Lines holding the string "JSON" are the ones to copy; find them all in the data.

Segment Start: Records for the exercise

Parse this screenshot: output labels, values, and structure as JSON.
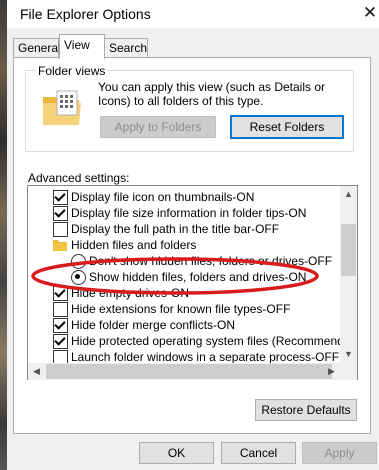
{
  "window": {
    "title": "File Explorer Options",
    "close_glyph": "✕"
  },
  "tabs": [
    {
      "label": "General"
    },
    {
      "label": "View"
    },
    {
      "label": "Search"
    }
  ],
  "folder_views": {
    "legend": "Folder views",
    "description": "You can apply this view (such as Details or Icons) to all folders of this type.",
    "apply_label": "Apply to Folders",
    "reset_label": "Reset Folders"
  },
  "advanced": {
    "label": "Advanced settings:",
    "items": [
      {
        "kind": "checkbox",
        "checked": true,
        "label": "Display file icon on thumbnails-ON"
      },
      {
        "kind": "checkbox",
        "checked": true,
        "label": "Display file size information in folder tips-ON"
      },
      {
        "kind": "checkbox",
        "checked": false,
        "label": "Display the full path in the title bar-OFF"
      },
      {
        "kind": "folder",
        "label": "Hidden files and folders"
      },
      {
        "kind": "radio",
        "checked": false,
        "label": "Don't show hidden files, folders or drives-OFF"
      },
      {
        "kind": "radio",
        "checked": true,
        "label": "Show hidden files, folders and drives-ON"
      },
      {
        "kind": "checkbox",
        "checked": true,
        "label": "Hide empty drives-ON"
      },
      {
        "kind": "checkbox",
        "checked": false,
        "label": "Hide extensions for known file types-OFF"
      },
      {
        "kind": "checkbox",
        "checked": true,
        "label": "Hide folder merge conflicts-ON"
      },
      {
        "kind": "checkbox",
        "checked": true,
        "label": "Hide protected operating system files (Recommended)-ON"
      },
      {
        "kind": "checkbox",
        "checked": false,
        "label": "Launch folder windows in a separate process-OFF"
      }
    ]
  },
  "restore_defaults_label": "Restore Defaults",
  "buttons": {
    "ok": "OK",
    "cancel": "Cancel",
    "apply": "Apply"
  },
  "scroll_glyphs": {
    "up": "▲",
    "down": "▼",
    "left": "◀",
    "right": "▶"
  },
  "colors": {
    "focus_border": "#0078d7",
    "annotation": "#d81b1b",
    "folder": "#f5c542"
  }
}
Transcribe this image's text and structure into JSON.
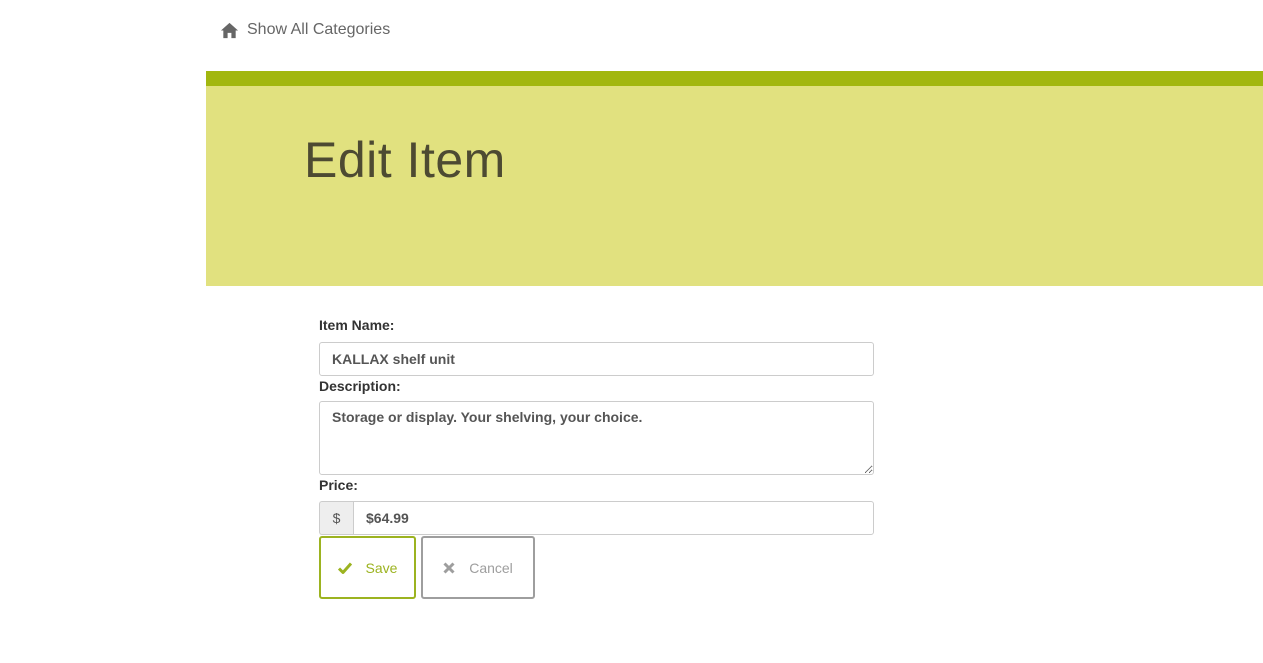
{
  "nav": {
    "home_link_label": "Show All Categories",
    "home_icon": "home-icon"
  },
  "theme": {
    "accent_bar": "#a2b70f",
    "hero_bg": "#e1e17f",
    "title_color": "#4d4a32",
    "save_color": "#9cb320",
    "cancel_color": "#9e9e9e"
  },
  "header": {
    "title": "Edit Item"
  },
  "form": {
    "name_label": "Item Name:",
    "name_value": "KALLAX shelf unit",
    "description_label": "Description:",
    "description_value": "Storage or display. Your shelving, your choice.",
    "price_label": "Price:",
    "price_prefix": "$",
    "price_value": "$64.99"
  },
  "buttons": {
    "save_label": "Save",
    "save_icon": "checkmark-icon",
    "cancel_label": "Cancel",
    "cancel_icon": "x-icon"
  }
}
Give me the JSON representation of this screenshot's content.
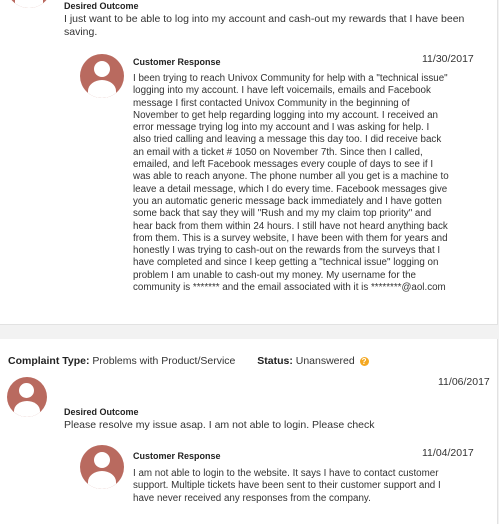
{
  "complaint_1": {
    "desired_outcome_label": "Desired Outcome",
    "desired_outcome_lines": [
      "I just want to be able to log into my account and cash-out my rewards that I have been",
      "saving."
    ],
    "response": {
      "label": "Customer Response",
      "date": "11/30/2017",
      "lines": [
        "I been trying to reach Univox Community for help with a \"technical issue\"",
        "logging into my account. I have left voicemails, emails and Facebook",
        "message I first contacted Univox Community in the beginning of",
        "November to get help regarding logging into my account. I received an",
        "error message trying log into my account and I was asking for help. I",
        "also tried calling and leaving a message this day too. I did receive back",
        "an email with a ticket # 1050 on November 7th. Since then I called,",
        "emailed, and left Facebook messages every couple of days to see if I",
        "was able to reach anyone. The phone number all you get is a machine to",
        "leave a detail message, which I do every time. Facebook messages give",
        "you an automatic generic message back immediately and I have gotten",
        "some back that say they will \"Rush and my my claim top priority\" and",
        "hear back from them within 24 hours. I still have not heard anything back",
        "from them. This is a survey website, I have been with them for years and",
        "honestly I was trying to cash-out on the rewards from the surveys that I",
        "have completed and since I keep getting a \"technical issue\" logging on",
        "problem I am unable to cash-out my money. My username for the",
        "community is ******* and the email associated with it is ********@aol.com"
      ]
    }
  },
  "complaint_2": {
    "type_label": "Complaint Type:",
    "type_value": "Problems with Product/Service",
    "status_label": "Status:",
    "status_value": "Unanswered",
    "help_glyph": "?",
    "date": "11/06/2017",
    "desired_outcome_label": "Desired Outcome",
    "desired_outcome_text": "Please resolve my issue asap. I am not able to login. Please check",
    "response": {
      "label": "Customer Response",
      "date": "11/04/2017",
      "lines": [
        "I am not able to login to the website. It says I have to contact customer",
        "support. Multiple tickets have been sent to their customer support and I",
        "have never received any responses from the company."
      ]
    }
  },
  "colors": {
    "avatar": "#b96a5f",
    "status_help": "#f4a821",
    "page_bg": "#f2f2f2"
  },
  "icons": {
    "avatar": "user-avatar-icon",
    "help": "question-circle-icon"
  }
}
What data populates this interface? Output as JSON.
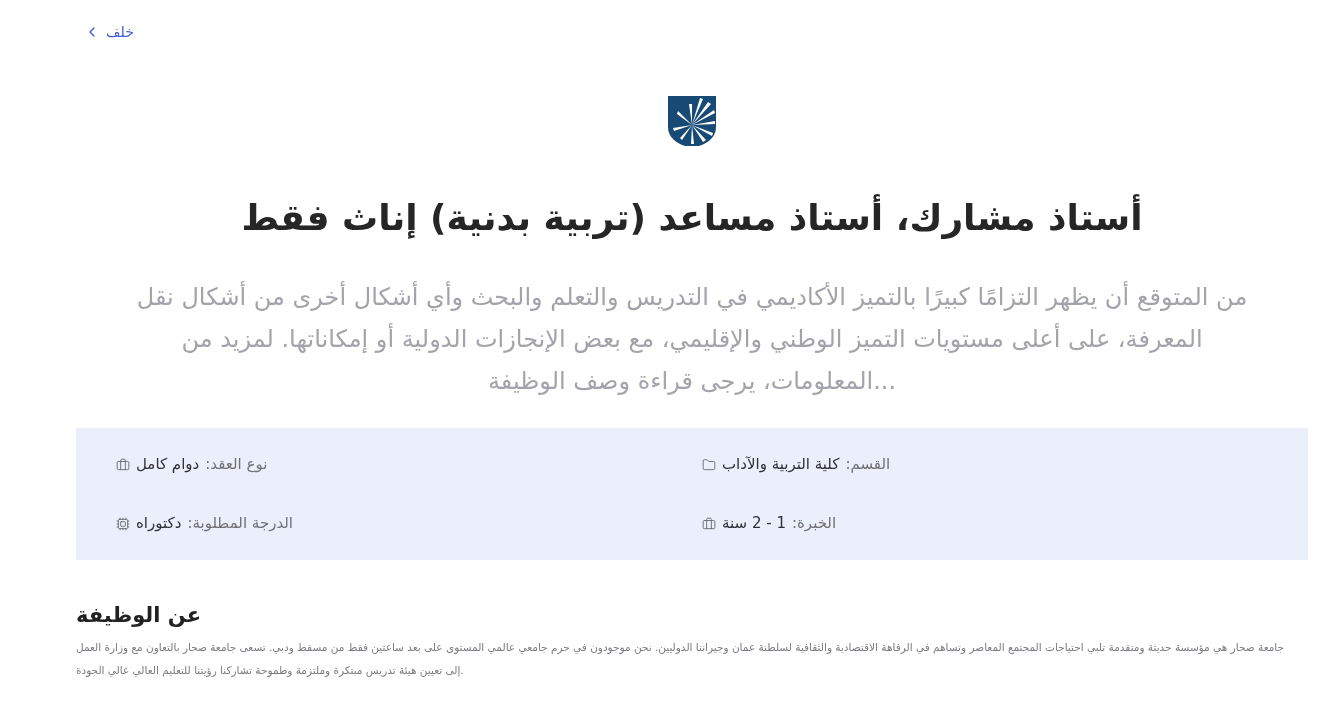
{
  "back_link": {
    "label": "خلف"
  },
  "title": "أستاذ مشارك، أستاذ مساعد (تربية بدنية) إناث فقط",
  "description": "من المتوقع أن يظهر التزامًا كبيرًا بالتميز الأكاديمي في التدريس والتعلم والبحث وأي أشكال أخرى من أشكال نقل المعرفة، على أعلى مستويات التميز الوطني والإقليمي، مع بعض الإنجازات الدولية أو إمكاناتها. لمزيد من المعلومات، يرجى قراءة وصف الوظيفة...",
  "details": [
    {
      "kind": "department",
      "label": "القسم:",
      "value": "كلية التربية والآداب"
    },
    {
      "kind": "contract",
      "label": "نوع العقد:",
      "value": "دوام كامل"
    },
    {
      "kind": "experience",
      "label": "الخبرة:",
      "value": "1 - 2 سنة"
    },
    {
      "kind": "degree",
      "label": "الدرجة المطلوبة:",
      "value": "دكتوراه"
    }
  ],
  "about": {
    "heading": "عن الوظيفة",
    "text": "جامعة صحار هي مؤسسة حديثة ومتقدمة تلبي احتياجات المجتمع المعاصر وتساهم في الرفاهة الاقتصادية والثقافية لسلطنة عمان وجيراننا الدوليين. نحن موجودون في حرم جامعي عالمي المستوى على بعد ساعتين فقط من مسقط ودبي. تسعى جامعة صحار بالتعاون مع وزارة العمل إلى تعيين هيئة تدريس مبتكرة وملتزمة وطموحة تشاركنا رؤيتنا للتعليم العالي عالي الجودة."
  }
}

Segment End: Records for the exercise

_Answer:_
Parse this screenshot: output labels, values, and structure as JSON.
Transcribe this image's text and structure into JSON.
Give me the JSON representation of this screenshot's content.
What data populates this interface? Output as JSON.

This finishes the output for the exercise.